App and web page records:
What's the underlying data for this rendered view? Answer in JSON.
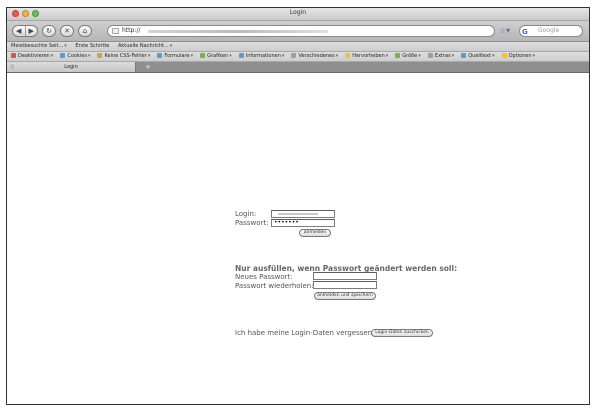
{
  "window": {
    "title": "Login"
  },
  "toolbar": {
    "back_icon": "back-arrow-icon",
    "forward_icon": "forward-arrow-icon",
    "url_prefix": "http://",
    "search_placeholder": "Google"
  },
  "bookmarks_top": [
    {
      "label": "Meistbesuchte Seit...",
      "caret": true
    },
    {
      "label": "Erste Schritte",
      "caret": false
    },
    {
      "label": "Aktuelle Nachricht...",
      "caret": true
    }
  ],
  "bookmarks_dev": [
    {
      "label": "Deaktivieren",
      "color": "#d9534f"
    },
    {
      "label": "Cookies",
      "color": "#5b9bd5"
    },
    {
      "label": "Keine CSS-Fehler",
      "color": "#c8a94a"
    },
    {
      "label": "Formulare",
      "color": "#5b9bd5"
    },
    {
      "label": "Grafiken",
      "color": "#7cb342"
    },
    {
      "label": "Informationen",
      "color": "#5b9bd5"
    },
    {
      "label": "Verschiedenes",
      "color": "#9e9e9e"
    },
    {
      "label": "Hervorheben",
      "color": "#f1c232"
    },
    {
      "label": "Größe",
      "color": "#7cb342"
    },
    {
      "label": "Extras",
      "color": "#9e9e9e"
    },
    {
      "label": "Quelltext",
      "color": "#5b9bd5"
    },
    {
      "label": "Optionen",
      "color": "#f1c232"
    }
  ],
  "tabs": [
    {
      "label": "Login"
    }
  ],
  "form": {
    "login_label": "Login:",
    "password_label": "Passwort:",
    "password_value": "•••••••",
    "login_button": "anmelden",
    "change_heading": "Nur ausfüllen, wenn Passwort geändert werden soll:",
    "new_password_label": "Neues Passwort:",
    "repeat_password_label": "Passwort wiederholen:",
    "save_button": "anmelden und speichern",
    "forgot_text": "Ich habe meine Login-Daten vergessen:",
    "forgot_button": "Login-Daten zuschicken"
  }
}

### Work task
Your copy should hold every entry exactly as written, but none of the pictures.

### Result for this exercise
What's the underlying data for this rendered view? Answer in JSON.
{
  "window": {
    "title": "Login"
  },
  "toolbar": {
    "back_icon": "back-arrow-icon",
    "forward_icon": "forward-arrow-icon",
    "url_prefix": "http://",
    "search_placeholder": "Google"
  },
  "bookmarks_top": [
    {
      "label": "Meistbesuchte Seit...",
      "caret": true
    },
    {
      "label": "Erste Schritte",
      "caret": false
    },
    {
      "label": "Aktuelle Nachricht...",
      "caret": true
    }
  ],
  "bookmarks_dev": [
    {
      "label": "Deaktivieren",
      "color": "#d9534f"
    },
    {
      "label": "Cookies",
      "color": "#5b9bd5"
    },
    {
      "label": "Keine CSS-Fehler",
      "color": "#c8a94a"
    },
    {
      "label": "Formulare",
      "color": "#5b9bd5"
    },
    {
      "label": "Grafiken",
      "color": "#7cb342"
    },
    {
      "label": "Informationen",
      "color": "#5b9bd5"
    },
    {
      "label": "Verschiedenes",
      "color": "#9e9e9e"
    },
    {
      "label": "Hervorheben",
      "color": "#f1c232"
    },
    {
      "label": "Größe",
      "color": "#7cb342"
    },
    {
      "label": "Extras",
      "color": "#9e9e9e"
    },
    {
      "label": "Quelltext",
      "color": "#5b9bd5"
    },
    {
      "label": "Optionen",
      "color": "#f1c232"
    }
  ],
  "tabs": [
    {
      "label": "Login"
    }
  ],
  "form": {
    "login_label": "Login:",
    "password_label": "Passwort:",
    "password_value": "•••••••",
    "login_button": "anmelden",
    "change_heading": "Nur ausfüllen, wenn Passwort geändert werden soll:",
    "new_password_label": "Neues Passwort:",
    "repeat_password_label": "Passwort wiederholen:",
    "save_button": "anmelden und speichern",
    "forgot_text": "Ich habe meine Login-Daten vergessen:",
    "forgot_button": "Login-Daten zuschicken"
  }
}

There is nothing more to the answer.